|From Woodthorpe Road to the A6 Leicester Road.|
|From the A6 to the Charnwood Lake footpath bridge.|
|Beeches Road bridge, with DMU action and many signals.|
|Loughborough Central station, the contemporary heart of the GCR.|
I will resist the urge to board a train here too, and move onward, hopeful for more views across the station and yard as a detour is made down Moor Lane and Little Moor Lane but little can be seen as we pass close, and so carry on to Empress Road and the rise to pass over the bridge in front of the GCR's shed, where LMS '8F' 48624 has pride of viewing place, and other easy spots include SR 777 'Sir Lamiel', GWR 6990 'Witherslack Hall', LMS 47406, and BR 92214 wearing the name 'Leicester City' in celebration of last year's title winning team. That might be the northern end of the current GCR, but the points of further interest lay beyond as we move on to the A60 Wharncliffe Road, and then slip behind the development of flats that has grown on a factory site adjacent to the Grand Union canal, as this is where the railway's plot end, with the iron bridge across the water still in situ beyond the shed, and to get on to the next interest point, we pace the canal side, on the south bank, and not on the tow path to get back to the A60. Pass over the canal and get sight of the finishing line at Loughborough (Midland) station, but interest is to be found once a path among the industrial units on Morley Street and Falcon Street has been blazed, and the broken bridge abutment on Railway Terrace would be the attraction on any other railway walk, but for today, we have something brand new to see beyond it. On Sunday 3rd September, a new bridge span was installed over the Midland Main line as the first stage of reuniting the GCR line to the south with the metals that still endure north to East Leake and Ruddington in Nottinghamshire, the so-called project of Bridging The Gap having long been preservation pipe-dream and aspiration that has finally taken a step towards becoming a reality, the date chosen symbolically as the 51st anniversary of the withdrawal of full service on the GCR line between Sheffield Victoria and London Marylebone. A better view of the concrete piles and steel spans can be gotten from the Nottingham Road bridge, over the existing main line, and despite their current isolation it's a joyous sight, marking the begins of a task that was thought to be impossible, the preservation equal of the Ffestiniog Railway's deviation line, or building 60163 'Tornado' from scratch. There's years more more work to do before it will re-open, reinstating long stretches of missing embankments for a start, but when it completes, creating an 18 mile line linking suburban Leicester and Nottingham, I might well cry tears of joy, a positive thought to take away with me as we descend to the old Loughborough Midland railway station to wrap the day at 4.05pm, in anticipation of finding an express train to take me away.

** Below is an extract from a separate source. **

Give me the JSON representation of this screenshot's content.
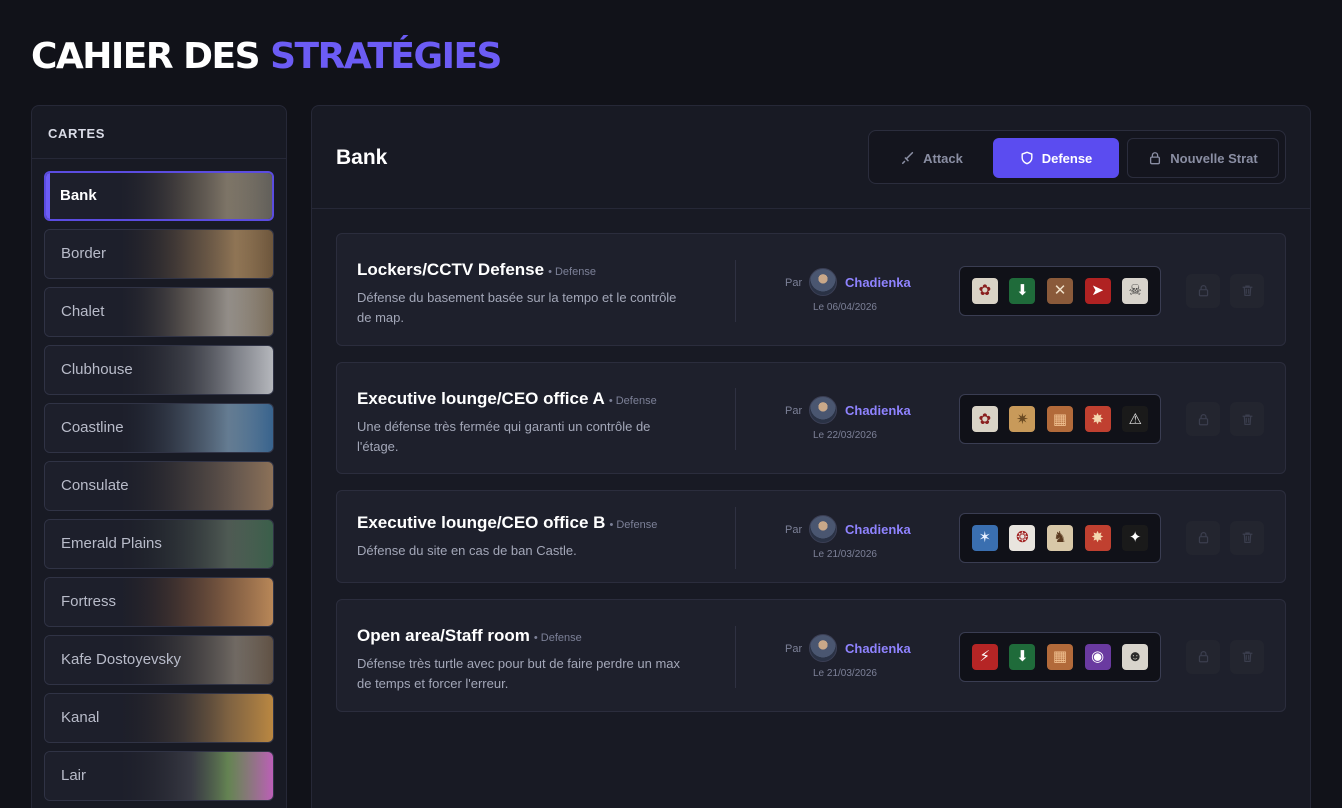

|Trainspotting from Moor Lane.|
|48624 outside Loughborough Shed.|
|The GCR crossing on the Grand Union canal.|
|The Railway Terrace bridge abutment.|
|Bridging the Gap starts here, the new bridge in situ on the Midland Main line,|
the GCR heading into Nottinghamshire will become a reality!
5,000 Miles Cumulative Total: 3,005.4 miles
2017 Total: 440.4 miles
Up Country Total: 2729.8 miles
Solo Total: 2749.1 miles
Next Up: From Harrogate back to Airedale, symbolically with The End of Summer.